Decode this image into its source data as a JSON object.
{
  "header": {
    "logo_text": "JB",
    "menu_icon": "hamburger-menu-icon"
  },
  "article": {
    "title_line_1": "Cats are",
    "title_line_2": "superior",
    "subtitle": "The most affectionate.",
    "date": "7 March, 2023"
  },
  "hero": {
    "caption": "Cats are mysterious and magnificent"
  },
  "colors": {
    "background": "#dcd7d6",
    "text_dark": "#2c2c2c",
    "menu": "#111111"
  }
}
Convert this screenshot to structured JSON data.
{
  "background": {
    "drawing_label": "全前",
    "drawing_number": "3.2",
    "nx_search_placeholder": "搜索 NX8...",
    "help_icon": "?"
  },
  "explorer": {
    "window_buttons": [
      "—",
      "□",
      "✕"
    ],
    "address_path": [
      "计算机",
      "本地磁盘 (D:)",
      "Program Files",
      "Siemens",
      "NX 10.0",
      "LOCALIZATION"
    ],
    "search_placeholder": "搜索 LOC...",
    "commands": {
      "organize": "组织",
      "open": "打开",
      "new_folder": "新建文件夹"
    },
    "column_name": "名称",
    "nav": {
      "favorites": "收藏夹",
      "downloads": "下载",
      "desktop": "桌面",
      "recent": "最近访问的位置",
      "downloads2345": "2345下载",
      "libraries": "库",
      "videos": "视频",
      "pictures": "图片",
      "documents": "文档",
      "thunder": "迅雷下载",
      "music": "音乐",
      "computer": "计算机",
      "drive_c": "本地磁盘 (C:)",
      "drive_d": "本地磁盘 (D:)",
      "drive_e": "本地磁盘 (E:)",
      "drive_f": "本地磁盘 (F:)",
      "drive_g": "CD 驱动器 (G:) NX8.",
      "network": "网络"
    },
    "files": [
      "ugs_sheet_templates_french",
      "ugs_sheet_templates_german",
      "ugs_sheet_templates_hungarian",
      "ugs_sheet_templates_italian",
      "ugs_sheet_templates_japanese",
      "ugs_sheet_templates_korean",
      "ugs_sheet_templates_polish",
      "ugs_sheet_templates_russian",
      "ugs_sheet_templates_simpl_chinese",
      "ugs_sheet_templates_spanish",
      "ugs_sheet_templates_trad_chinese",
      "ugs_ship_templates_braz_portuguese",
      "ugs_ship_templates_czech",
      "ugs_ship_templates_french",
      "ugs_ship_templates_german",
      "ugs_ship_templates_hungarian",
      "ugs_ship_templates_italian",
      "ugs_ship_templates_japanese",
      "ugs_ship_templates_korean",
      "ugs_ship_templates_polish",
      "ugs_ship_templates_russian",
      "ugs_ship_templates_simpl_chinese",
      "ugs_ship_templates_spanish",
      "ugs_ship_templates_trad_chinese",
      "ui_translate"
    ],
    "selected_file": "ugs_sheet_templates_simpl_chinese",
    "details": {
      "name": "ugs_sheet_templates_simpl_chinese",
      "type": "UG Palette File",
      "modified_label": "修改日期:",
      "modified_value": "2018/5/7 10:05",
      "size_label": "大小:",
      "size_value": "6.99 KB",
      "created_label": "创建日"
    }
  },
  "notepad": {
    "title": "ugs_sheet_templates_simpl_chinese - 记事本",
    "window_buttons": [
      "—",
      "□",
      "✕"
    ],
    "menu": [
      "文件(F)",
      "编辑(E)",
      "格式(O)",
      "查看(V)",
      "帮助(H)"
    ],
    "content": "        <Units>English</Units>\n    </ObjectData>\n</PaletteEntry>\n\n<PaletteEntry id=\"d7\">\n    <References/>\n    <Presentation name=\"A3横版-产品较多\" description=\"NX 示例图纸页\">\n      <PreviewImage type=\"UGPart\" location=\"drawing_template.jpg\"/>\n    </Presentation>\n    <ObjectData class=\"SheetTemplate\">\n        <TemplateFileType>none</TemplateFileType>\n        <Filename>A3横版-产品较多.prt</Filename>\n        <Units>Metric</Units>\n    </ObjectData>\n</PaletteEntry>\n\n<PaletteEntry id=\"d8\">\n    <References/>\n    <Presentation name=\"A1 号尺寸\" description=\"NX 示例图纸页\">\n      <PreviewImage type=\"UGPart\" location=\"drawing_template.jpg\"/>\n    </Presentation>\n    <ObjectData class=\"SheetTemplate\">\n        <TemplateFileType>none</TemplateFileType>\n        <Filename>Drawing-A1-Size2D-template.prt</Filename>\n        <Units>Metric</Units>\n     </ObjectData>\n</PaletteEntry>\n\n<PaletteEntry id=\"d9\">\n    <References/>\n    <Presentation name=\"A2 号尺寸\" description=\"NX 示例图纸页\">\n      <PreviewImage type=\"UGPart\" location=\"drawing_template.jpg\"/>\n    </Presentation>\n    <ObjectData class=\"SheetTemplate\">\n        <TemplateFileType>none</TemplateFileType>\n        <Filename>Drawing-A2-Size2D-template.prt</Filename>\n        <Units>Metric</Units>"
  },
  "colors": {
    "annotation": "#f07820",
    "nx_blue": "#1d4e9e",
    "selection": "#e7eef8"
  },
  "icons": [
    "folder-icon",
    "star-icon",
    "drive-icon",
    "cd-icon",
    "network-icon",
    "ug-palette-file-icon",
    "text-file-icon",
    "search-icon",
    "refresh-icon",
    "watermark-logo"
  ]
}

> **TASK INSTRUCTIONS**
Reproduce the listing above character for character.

> **RESULT FOR THIS EXERCISE**
Decode this image into its source data as a JSON object.
{
  "header": {
    "logo_text": "JB",
    "menu_icon": "hamburger-menu-icon"
  },
  "article": {
    "title_line_1": "Cats are",
    "title_line_2": "superior",
    "subtitle": "The most affectionate.",
    "date": "7 March, 2023"
  },
  "hero": {
    "caption": "Cats are mysterious and magnificent"
  },
  "colors": {
    "background": "#dcd7d6",
    "text_dark": "#2c2c2c",
    "menu": "#111111"
  }
}
Convert this screenshot to structured JSON data.
{
  "background": {
    "drawing_label": "全前",
    "drawing_number": "3.2",
    "nx_search_placeholder": "搜索 NX8...",
    "help_icon": "?"
  },
  "explorer": {
    "window_buttons": [
      "—",
      "□",
      "✕"
    ],
    "address_path": [
      "计算机",
      "本地磁盘 (D:)",
      "Program Files",
      "Siemens",
      "NX 10.0",
      "LOCALIZATION"
    ],
    "search_placeholder": "搜索 LOC...",
    "commands": {
      "organize": "组织",
      "open": "打开",
      "new_folder": "新建文件夹"
    },
    "column_name": "名称",
    "nav": {
      "favorites": "收藏夹",
      "downloads": "下载",
      "desktop": "桌面",
      "recent": "最近访问的位置",
      "downloads2345": "2345下载",
      "libraries": "库",
      "videos": "视频",
      "pictures": "图片",
      "documents": "文档",
      "thunder": "迅雷下载",
      "music": "音乐",
      "computer": "计算机",
      "drive_c": "本地磁盘 (C:)",
      "drive_d": "本地磁盘 (D:)",
      "drive_e": "本地磁盘 (E:)",
      "drive_f": "本地磁盘 (F:)",
      "drive_g": "CD 驱动器 (G:) NX8.",
      "network": "网络"
    },
    "files": [
      "ugs_sheet_templates_french",
      "ugs_sheet_templates_german",
      "ugs_sheet_templates_hungarian",
      "ugs_sheet_templates_italian",
      "ugs_sheet_templates_japanese",
      "ugs_sheet_templates_korean",
      "ugs_sheet_templates_polish",
      "ugs_sheet_templates_russian",
      "ugs_sheet_templates_simpl_chinese",
      "ugs_sheet_templates_spanish",
      "ugs_sheet_templates_trad_chinese",
      "ugs_ship_templates_braz_portuguese",
      "ugs_ship_templates_czech",
      "ugs_ship_templates_french",
      "ugs_ship_templates_german",
      "ugs_ship_templates_hungarian",
      "ugs_ship_templates_italian",
      "ugs_ship_templates_japanese",
      "ugs_ship_templates_korean",
      "ugs_ship_templates_polish",
      "ugs_ship_templates_russian",
      "ugs_ship_templates_simpl_chinese",
      "ugs_ship_templates_spanish",
      "ugs_ship_templates_trad_chinese",
      "ui_translate"
    ],
    "selected_file": "ugs_sheet_templates_simpl_chinese",
    "details": {
      "name": "ugs_sheet_templates_simpl_chinese",
      "type": "UG Palette File",
      "modified_label": "修改日期:",
      "modified_value": "2018/5/7 10:05",
      "size_label": "大小:",
      "size_value": "6.99 KB",
      "created_label": "创建日"
    }
  },
  "notepad": {
    "title": "ugs_sheet_templates_simpl_chinese - 记事本",
    "window_buttons": [
      "—",
      "□",
      "✕"
    ],
    "menu": [
      "文件(F)",
      "编辑(E)",
      "格式(O)",
      "查看(V)",
      "帮助(H)"
    ],
    "content": "        <Units>English</Units>\n    </ObjectData>\n</PaletteEntry>\n\n<PaletteEntry id=\"d7\">\n    <References/>\n    <Presentation name=\"A3横版-产品较多\" description=\"NX 示例图纸页\">\n      <PreviewImage type=\"UGPart\" location=\"drawing_template.jpg\"/>\n    </Presentation>\n    <ObjectData class=\"SheetTemplate\">\n        <TemplateFileType>none</TemplateFileType>\n        <Filename>A3横版-产品较多.prt</Filename>\n        <Units>Metric</Units>\n    </ObjectData>\n</PaletteEntry>\n\n<PaletteEntry id=\"d8\">\n    <References/>\n    <Presentation name=\"A1 号尺寸\" description=\"NX 示例图纸页\">\n      <PreviewImage type=\"UGPart\" location=\"drawing_template.jpg\"/>\n    </Presentation>\n    <ObjectData class=\"SheetTemplate\">\n        <TemplateFileType>none</TemplateFileType>\n        <Filename>Drawing-A1-Size2D-template.prt</Filename>\n        <Units>Metric</Units>\n     </ObjectData>\n</PaletteEntry>\n\n<PaletteEntry id=\"d9\">\n    <References/>\n    <Presentation name=\"A2 号尺寸\" description=\"NX 示例图纸页\">\n      <PreviewImage type=\"UGPart\" location=\"drawing_template.jpg\"/>\n    </Presentation>\n    <ObjectData class=\"SheetTemplate\">\n        <TemplateFileType>none</TemplateFileType>\n        <Filename>Drawing-A2-Size2D-template.prt</Filename>\n        <Units>Metric</Units>"
  },
  "colors": {
    "annotation": "#f07820",
    "nx_blue": "#1d4e9e",
    "selection": "#e7eef8"
  },
  "icons": [
    "folder-icon",
    "star-icon",
    "drive-icon",
    "cd-icon",
    "network-icon",
    "ug-palette-file-icon",
    "text-file-icon",
    "search-icon",
    "refresh-icon",
    "watermark-logo"
  ]
}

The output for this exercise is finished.